6 Reasons you may need X-rays at the Dentist

The next time you go to the dentist, you may need to have x-rays taken. Dental x-rays are pictures of the teeth, bone and surrounding soft tissue that allow the dentist to help diagnose problems with the teeth, mouth and jaw. Most offices, like Willow Creek Dental, use digital x-rays rather than the traditional film x-rays you may remember in years past. Digital x-rays produce significantly less radiation, are more comfortable for the patient, and provide higher quality images compared to their film predecessors.

There are several reasons why dental x-rays may be necessary at your next appointment:

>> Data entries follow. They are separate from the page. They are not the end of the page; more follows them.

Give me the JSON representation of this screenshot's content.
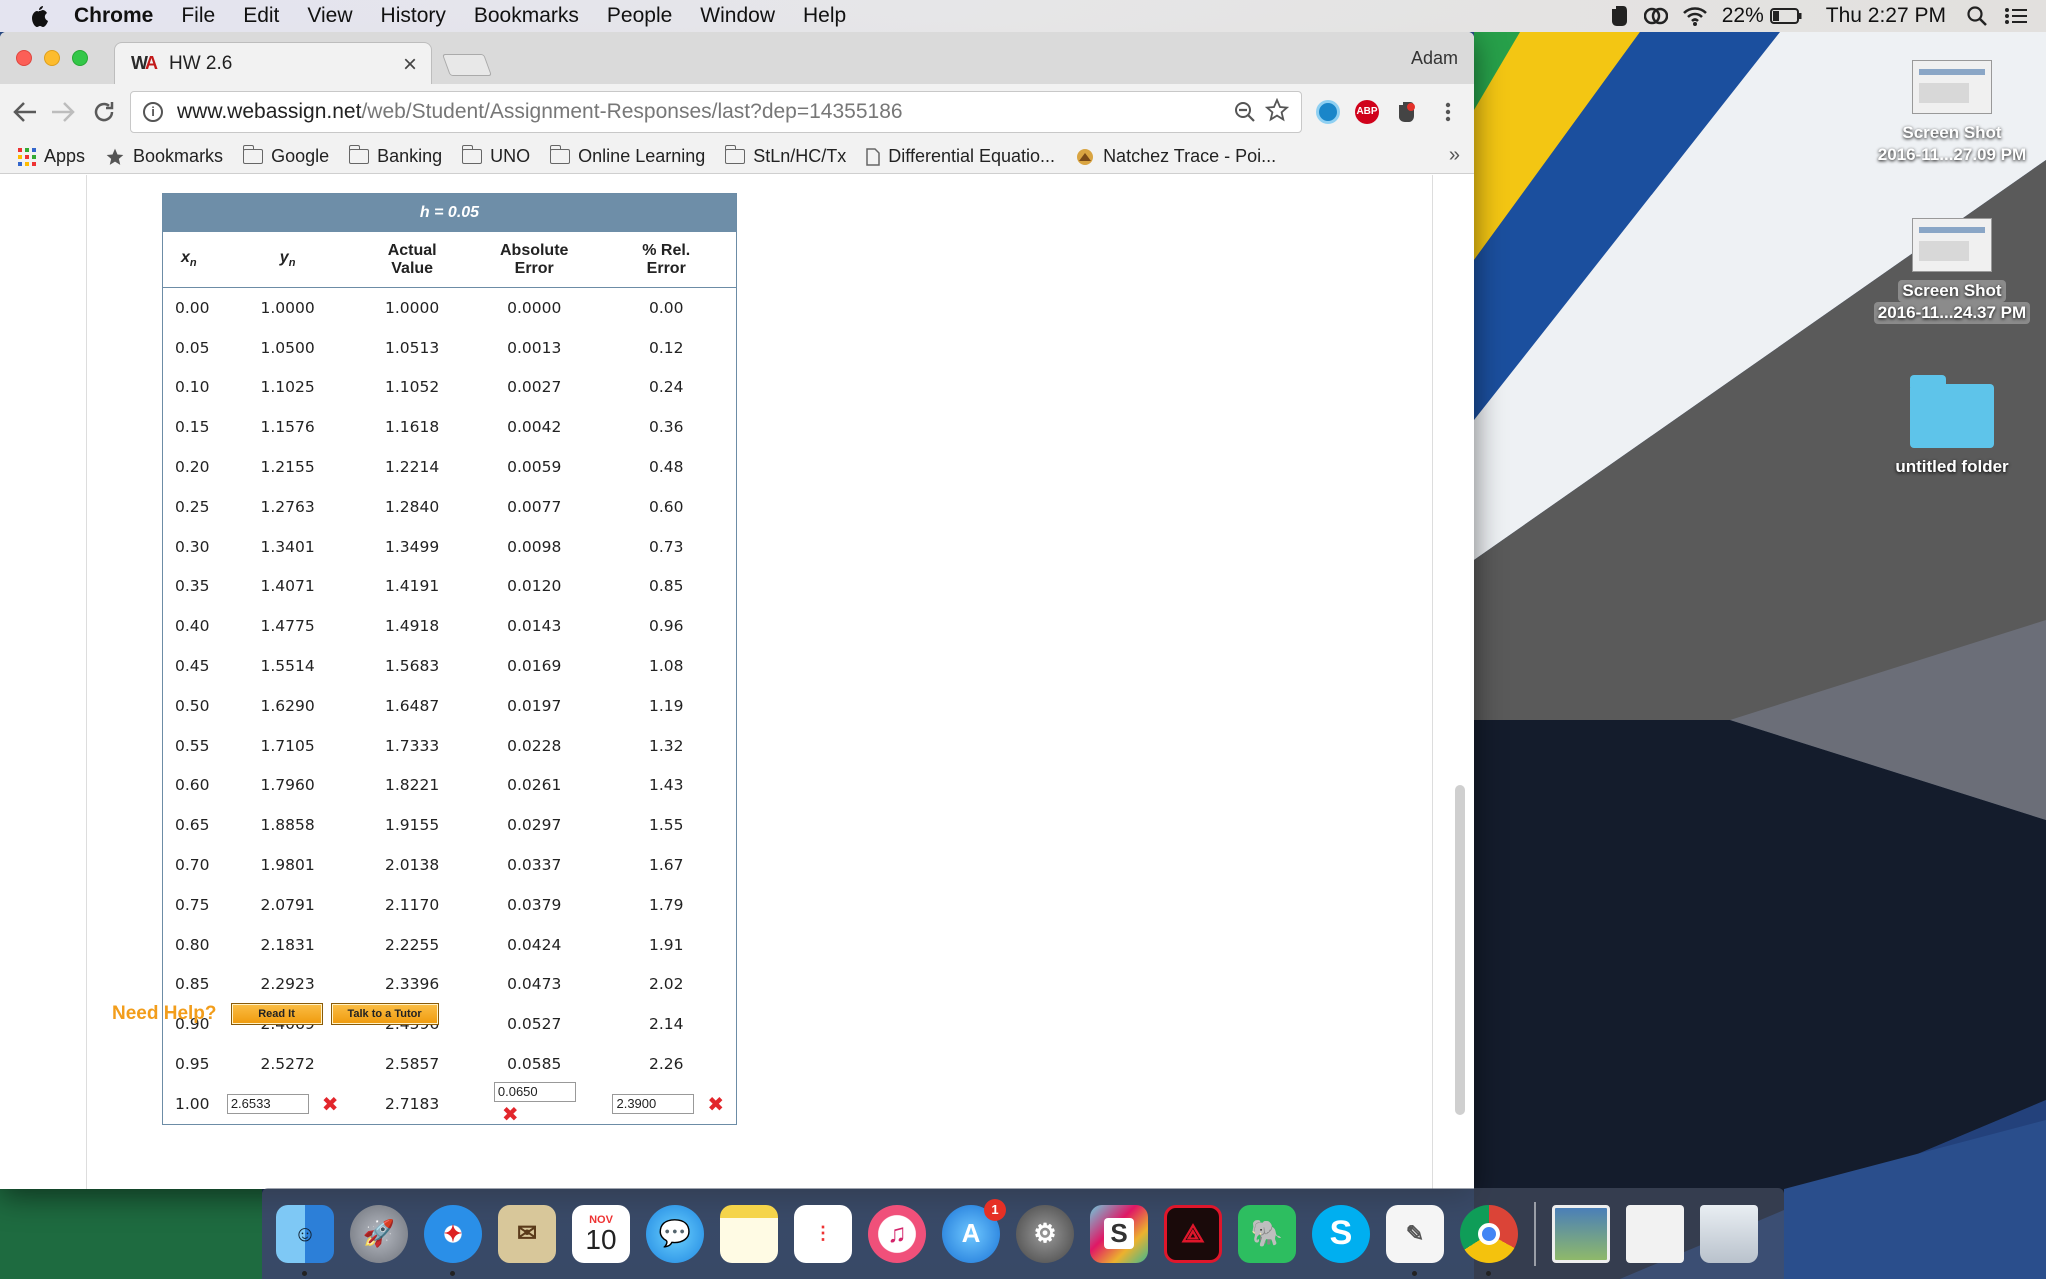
{
  "menubar": {
    "app": "Chrome",
    "items": [
      "File",
      "Edit",
      "View",
      "History",
      "Bookmarks",
      "People",
      "Window",
      "Help"
    ],
    "battery": "22%",
    "clock": "Thu 2:27 PM"
  },
  "browser": {
    "tab_title": "HW 2.6",
    "tab_close": "×",
    "profile": "Adam",
    "url_host": "www.webassign.net",
    "url_path": "/web/Student/Assignment-Responses/last?dep=14355186",
    "bookmarks": [
      "Apps",
      "Bookmarks",
      "Google",
      "Banking",
      "UNO",
      "Online Learning",
      "StLn/HC/Tx",
      "Differential Equatio...",
      "Natchez Trace - Poi..."
    ],
    "more": "»"
  },
  "table": {
    "title": "h = 0.05",
    "headers": [
      "xn",
      "yn",
      "Actual Value",
      "Absolute Error",
      "% Rel. Error"
    ],
    "header_lines": {
      "x": "x",
      "x_sub": "n",
      "y": "y",
      "y_sub": "n",
      "actual_1": "Actual",
      "actual_2": "Value",
      "abs_1": "Absolute",
      "abs_2": "Error",
      "rel_1": "% Rel.",
      "rel_2": "Error"
    },
    "rows": [
      [
        "0.00",
        "1.0000",
        "1.0000",
        "0.0000",
        "0.00"
      ],
      [
        "0.05",
        "1.0500",
        "1.0513",
        "0.0013",
        "0.12"
      ],
      [
        "0.10",
        "1.1025",
        "1.1052",
        "0.0027",
        "0.24"
      ],
      [
        "0.15",
        "1.1576",
        "1.1618",
        "0.0042",
        "0.36"
      ],
      [
        "0.20",
        "1.2155",
        "1.2214",
        "0.0059",
        "0.48"
      ],
      [
        "0.25",
        "1.2763",
        "1.2840",
        "0.0077",
        "0.60"
      ],
      [
        "0.30",
        "1.3401",
        "1.3499",
        "0.0098",
        "0.73"
      ],
      [
        "0.35",
        "1.4071",
        "1.4191",
        "0.0120",
        "0.85"
      ],
      [
        "0.40",
        "1.4775",
        "1.4918",
        "0.0143",
        "0.96"
      ],
      [
        "0.45",
        "1.5514",
        "1.5683",
        "0.0169",
        "1.08"
      ],
      [
        "0.50",
        "1.6290",
        "1.6487",
        "0.0197",
        "1.19"
      ],
      [
        "0.55",
        "1.7105",
        "1.7333",
        "0.0228",
        "1.32"
      ],
      [
        "0.60",
        "1.7960",
        "1.8221",
        "0.0261",
        "1.43"
      ],
      [
        "0.65",
        "1.8858",
        "1.9155",
        "0.0297",
        "1.55"
      ],
      [
        "0.70",
        "1.9801",
        "2.0138",
        "0.0337",
        "1.67"
      ],
      [
        "0.75",
        "2.0791",
        "2.1170",
        "0.0379",
        "1.79"
      ],
      [
        "0.80",
        "2.1831",
        "2.2255",
        "0.0424",
        "1.91"
      ],
      [
        "0.85",
        "2.2923",
        "2.3396",
        "0.0473",
        "2.02"
      ],
      [
        "0.90",
        "2.4069",
        "2.4596",
        "0.0527",
        "2.14"
      ],
      [
        "0.95",
        "2.5272",
        "2.5857",
        "0.0585",
        "2.26"
      ]
    ],
    "last_row": {
      "x": "1.00",
      "y_input": "2.6533",
      "actual": "2.7183",
      "abs_input": "0.0650",
      "rel_input": "2.3900",
      "mark": "✖"
    }
  },
  "help": {
    "label": "Need Help?",
    "read_it": "Read It",
    "tutor": "Talk to a Tutor"
  },
  "desktop": {
    "icons": [
      {
        "line1": "Screen Shot",
        "line2": "2016-11...27.09 PM"
      },
      {
        "line1": "Screen Shot",
        "line2": "2016-11...24.37 PM"
      },
      {
        "line1": "untitled folder"
      }
    ]
  },
  "dock": {
    "calendar_month": "NOV",
    "calendar_day": "10",
    "appstore_badge": "1",
    "icons": [
      "finder-icon",
      "launchpad-icon",
      "safari-icon",
      "mail-icon",
      "calendar-icon",
      "messages-icon",
      "notes-icon",
      "reminders-icon",
      "itunes-icon",
      "app-store-icon",
      "system-preferences-icon",
      "slack-icon",
      "acrobat-icon",
      "evernote-icon",
      "skype-icon",
      "textedit-icon",
      "chrome-icon",
      "photos-folder-icon",
      "documents-icon",
      "trash-icon"
    ]
  }
}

  • You are in pain—If you are visiting the dentist because you are having a toothache or other dental pain, the dentist will most likely request that a periapical (PA) x-ray be taken of the tooth that is bothering you. A PA is an x-ray of a single tooth that shows from the top of the exposed tooth to the bottom of the tooth root and surrounding bone. This x-ray helps the dentist see decay, locate an abscess or determine what else may be causing the pain.

 

  • You are going for a regular check-up—If you visit the dentist for a cleaning every 6 months, you will most likely have bitewing x-rays taken every other appointment (once a year). Bitewing x-rays show the upper and lower back teeth, allowing the dentist to look for decay between the teeth that is not visible to the naked eye or not yet causing pain. It can also show the effects of gum disease in the form of bone loss.

 

  • This is your first visit to a new dentist—If you are a new patient to a dental office, they will most likely request that a full mouth series of x-rays be taken (FMX). The FMX is a series of 18 x-rays that includes bitewings and periapical x-rays. This gives the dentist a clear view of each tooth and allows them to look for decay and bone loss. Typically, an FMX is taken every 3 – 5 years and gives the dentist a good baseline to compare future x-rays to. If you have had an FMX taken in recent years, you may request that the images be sent electronically to the new office. If the x-rays are outdated (on film) or not of good quality, however, the dentist may request to have a new FMX taken.

 

  • You still have your wisdom teeth—If you still have your wisdom teeth (3rd molars), the dentist may request that a panoramic x-ray be taken. This x-ray shows all of the teeth in the entire mouth, including teeth that have not yet erupted. If your wisdom teeth are present (either fully erupted or still impacted in your bone), your dentist may recommend that they be removed to prevent future problems such as difficulty brushing and flossing or simply lack of space in your mouth. The dentist or oral surgeon will use the panoramic x-ray to look at the wisdom teeth, their level of impaction and angle to determine how extensive or difficult the tooth removal process will be.

 

  • You are considering orthodontics—Whether you or your child are considering orthodontics, the dentist will need to take a panoramic x-ray to look at the position and form of the teeth to decide if orthodontic treatment is advisable and which course of treatment would be most effective (i.e. traditional orthodontics, Invisalign, etc.). Even for children as young as seven, the orthodontist can look at the panoramic x-ray to see how future permanent teeth will erupt and also determine a timetable as to when to ideally start orthodontic treatment. It can also help them decide if baby teeth should be removed to make room for the permanent teeth to come in.

 

  • You need Dental Implants, have Obstructive Sleep Apnea or suffer from TMJ Disorder—If you fall into any of these categories, you will need to have a Cone Beam CT (CBCT) x-ray taken. CT imaging provides clear images of the bone, soft tissue, muscle, airway and blood vessels to allow our doctors to look at a complete picture when planning for dental implants and treating patients for Obstructive Sleep Apnea or TMJ Disorder. Willow Creek Dental has a CBCT machine in our office, something not typically found in most dental offices.

 

So the next time you are told you need to have x-rays taken, know that your oral health is the top priority and there is always a sound reason for the request.

Source: willowcreekdds.com Blog